It is a record that is chock full of personal songs, barbed attacks at fellow bandmembers, and anthemic sing-your-heart-out belters. Below we rank the song of Fleetwood Mac‘s Rumours from best to worst:
‘Go Your Own Way’
Okay, okay. You can all groan all at once. Of course, the best song on Fleetwood Mac’s Rumours is the Lindsey Buckingham penned arrow with Stevie Nicks’ name on. While Fleetwood’s drumming is impeccable and the song’s subject matter is honest and raw, it is Lindsey Buckhingham’s incredible vocal that takes this song over the edge.
One of the most uplifting numbers on the record, Christine McVie turns the idea of moving on and getting on with your life (assumingly after a divorce?) into an undeniable toe-tapper.
Built on Fleetwood’s driving percussion and McVie’s bar-pleasing piano the track is a kaleidoscopic view of the future we can all get behind.
A patchwork song built out of several different pieces from different members of the band, the track remains one of the most unifying moments on the album. Moving effortlessly across the seventies spectrum the group show their mettle on this one and announce themselves as patrons of music in every form.

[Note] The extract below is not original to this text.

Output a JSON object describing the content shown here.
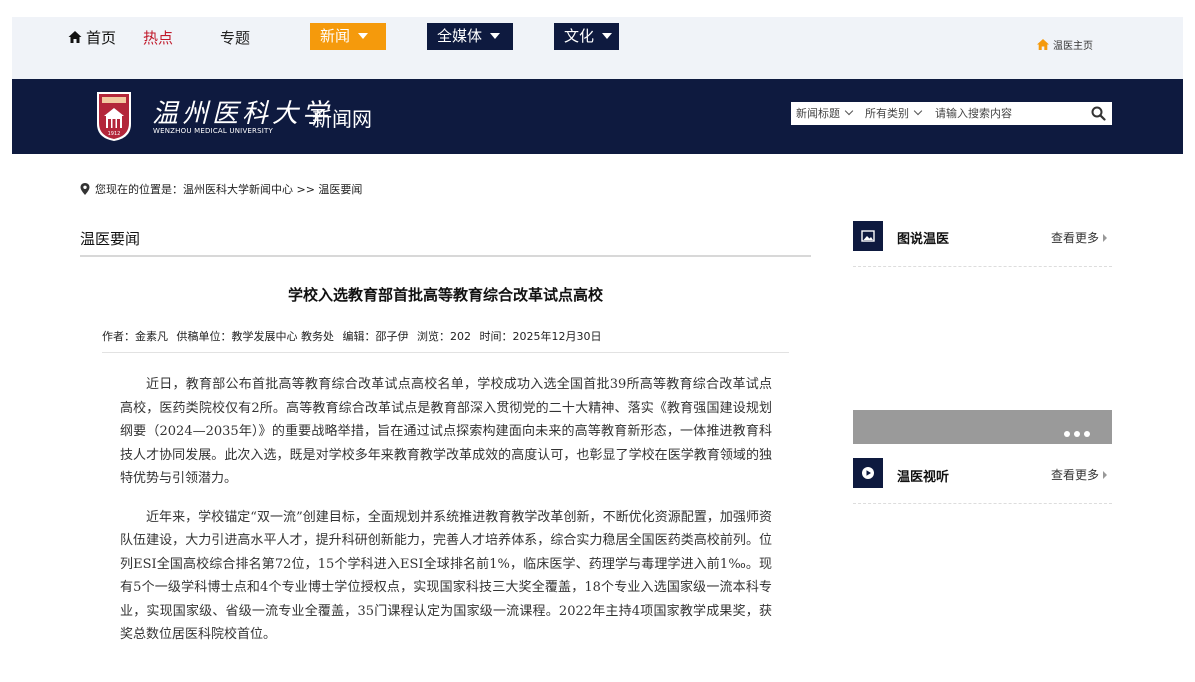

While not a direct attack on his character, this track was squarely pointed at Nicks’ former boyfriend Lindsey Buckingham. A Nicks composition sees a simple rhythm from Fleetwood and McVie is flecked with the Buckingham’s smooth guitar.
All of that adds extra weight to Nicks’ lyrics which hint that the grass may not always be greener on the other side for Buckingham. “Thunder only happens when it’s raining / Players only love you when they’re playing”

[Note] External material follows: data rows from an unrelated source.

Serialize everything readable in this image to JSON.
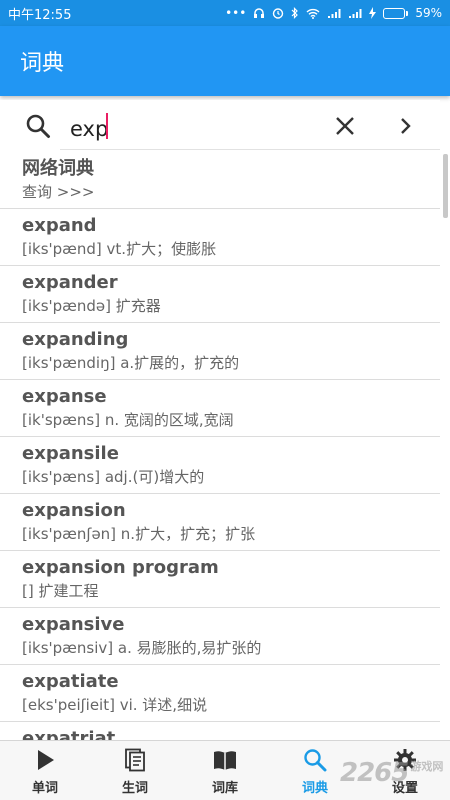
{
  "statusbar": {
    "time": "中午12:55",
    "dots": "•••",
    "battery": "59%",
    "battery_level": 0.59
  },
  "appbar": {
    "title": "词典"
  },
  "search": {
    "value": "exp"
  },
  "web_dict": {
    "title": "网络词典",
    "action": "查询 >>>"
  },
  "results": [
    {
      "word": "expand",
      "def": "[iks'pænd] vt.扩大；使膨胀"
    },
    {
      "word": "expander",
      "def": "[iks'pændə] 扩充器"
    },
    {
      "word": "expanding",
      "def": "[iks'pændiŋ] a.扩展的，扩充的"
    },
    {
      "word": "expanse",
      "def": "[ik'spæns] n. 宽阔的区域,宽阔"
    },
    {
      "word": "expansile",
      "def": "[iks'pæns] adj.(可)增大的"
    },
    {
      "word": "expansion",
      "def": "[iks'pænʃən] n.扩大，扩充；扩张"
    },
    {
      "word": "expansion program",
      "def": "[] 扩建工程"
    },
    {
      "word": "expansive",
      "def": "[iks'pænsiv] a. 易膨胀的,易扩张的"
    },
    {
      "word": "expatiate",
      "def": "[eks'peiʃieit] vi. 详述,细说"
    },
    {
      "word": "expatriat",
      "def": ""
    }
  ],
  "bottom_nav": [
    {
      "label": "单词",
      "icon": "play-icon"
    },
    {
      "label": "生词",
      "icon": "notes-icon"
    },
    {
      "label": "词库",
      "icon": "book-icon"
    },
    {
      "label": "词典",
      "icon": "search-icon",
      "active": true
    },
    {
      "label": "设置",
      "icon": "gear-icon"
    }
  ],
  "watermark": {
    "text": "2265",
    "suffix": "游戏网"
  },
  "colors": {
    "primary": "#2196f3",
    "status": "#1a8fe3",
    "active": "#1a9be6",
    "caret": "#e91e63"
  }
}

A simply gorgeous track is next up from Christine McVie as she delicately sings about her love for another. The awkward moment of comes when you remember that she was singing this about a man other than her recently divorced husband, who just so happens to be playing bass across from you.
McVie avoids being too sloppy, and instead, nails the juxtaposing feeling of the loneliness of love.

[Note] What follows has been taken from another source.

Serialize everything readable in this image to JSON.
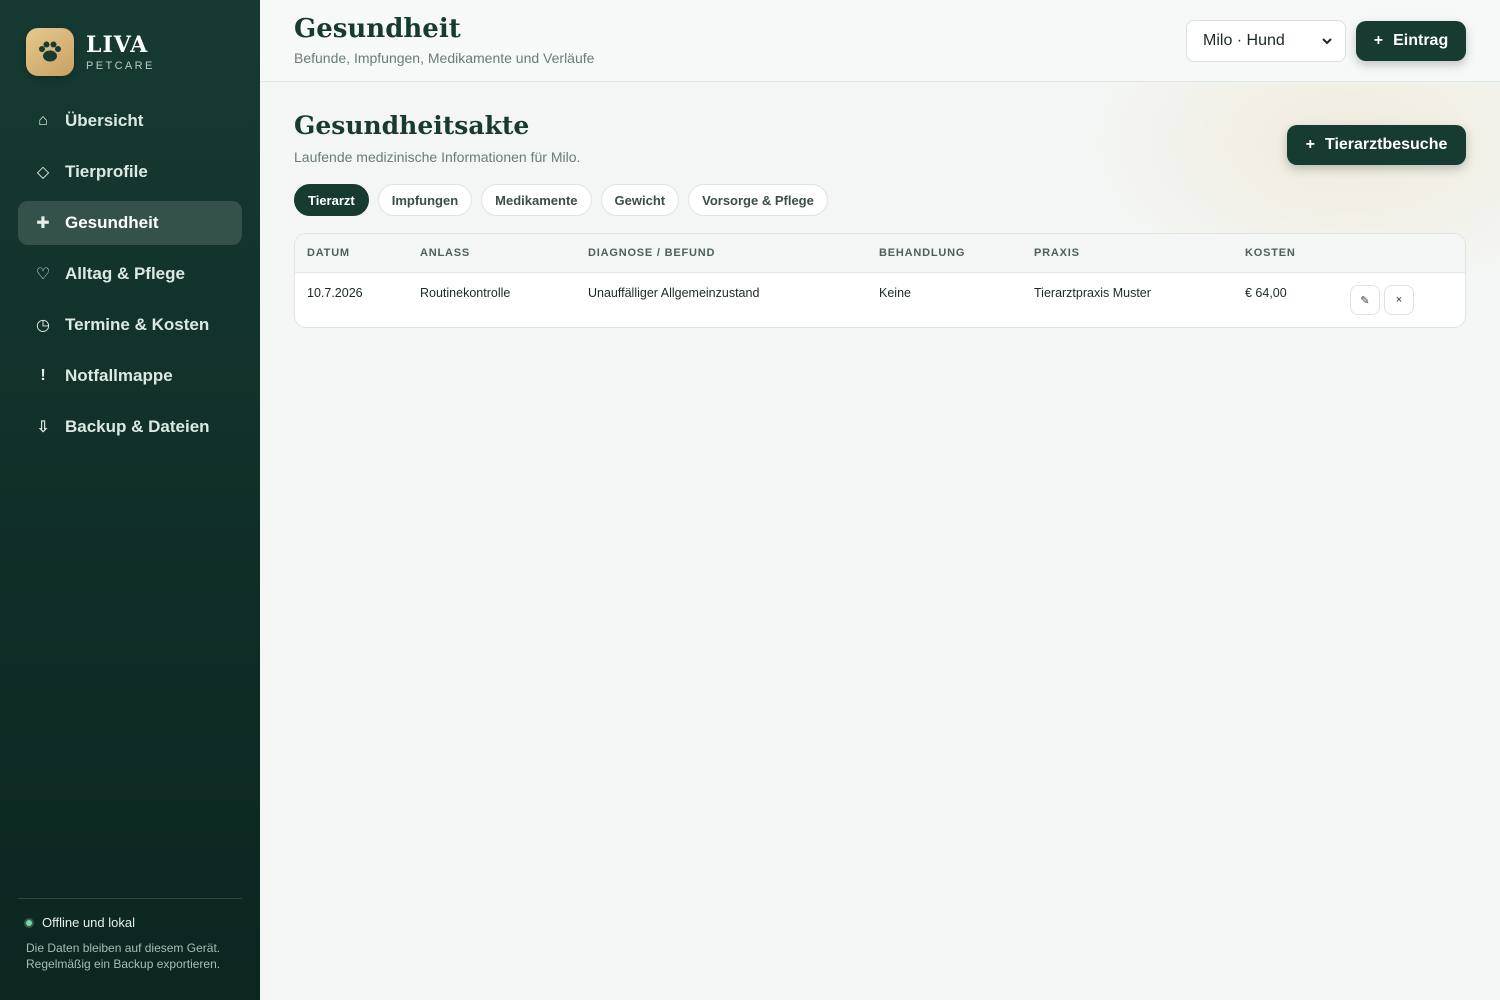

‘You Make Loving Fun’
Another McVie triumph sees the funky notes of ‘You Make Loving Fun’ take the next spot. An unstoppably infectious groove is only trumped by Buckingham’s expert use of the guitar. It’s a mark of the band’s undying best quality—their converging talents go together with sumptuous ease.
‘Second Hand News’
The opening notes of one of the best selling albums ever will always last long in the memories of its audience. Rumours is no different as ‘Second Hand News’ and Buckingham’s chugging guitar set the pace for the album ahead. It’s another shining example of a jaunty and joy filled tune hiding the personal loss of another heartening relationship.
This one is certainly from this side of the pond. Christine McVie does some of her best work as she offers up a deeply emotional cut in ‘Oh Daddy’. Dark and unfiltered the track eventually brightens into an Americana anthem.
‘Gold Dust Woman’
‘Gold Dust Woman’ marks Stevie Nicks out as the future solo star she was destined to be. A track about the duality of taking cocaine and finding love in all the wrong places is expertly delivered with Nicks’ dulcet tone as she hides the sadness of the track in a golden sheen.
‘Never Going Back Again’
Buckingham’s songwriting is so widely applauded that it often overshadows his wonderful ability with the guitar. Here, Buckingham not only gets to do his best work, offering a technicality and musical prowess often overlooked but gets to go back in time as he works his way up and down the fretboard in a tribute to yesteryear.
‘I Don’t Want To Know’
A blast from the past as this country rock anthem’s birthplace can be charted to Nicks’ early career. It was a track that Nicks didn’t want to be included on Rumours but the band insisted. Perhaps they picked up on the song’s acceptance of wandering eyes or perhaps it was Nicks’ belting vocal that convinced them.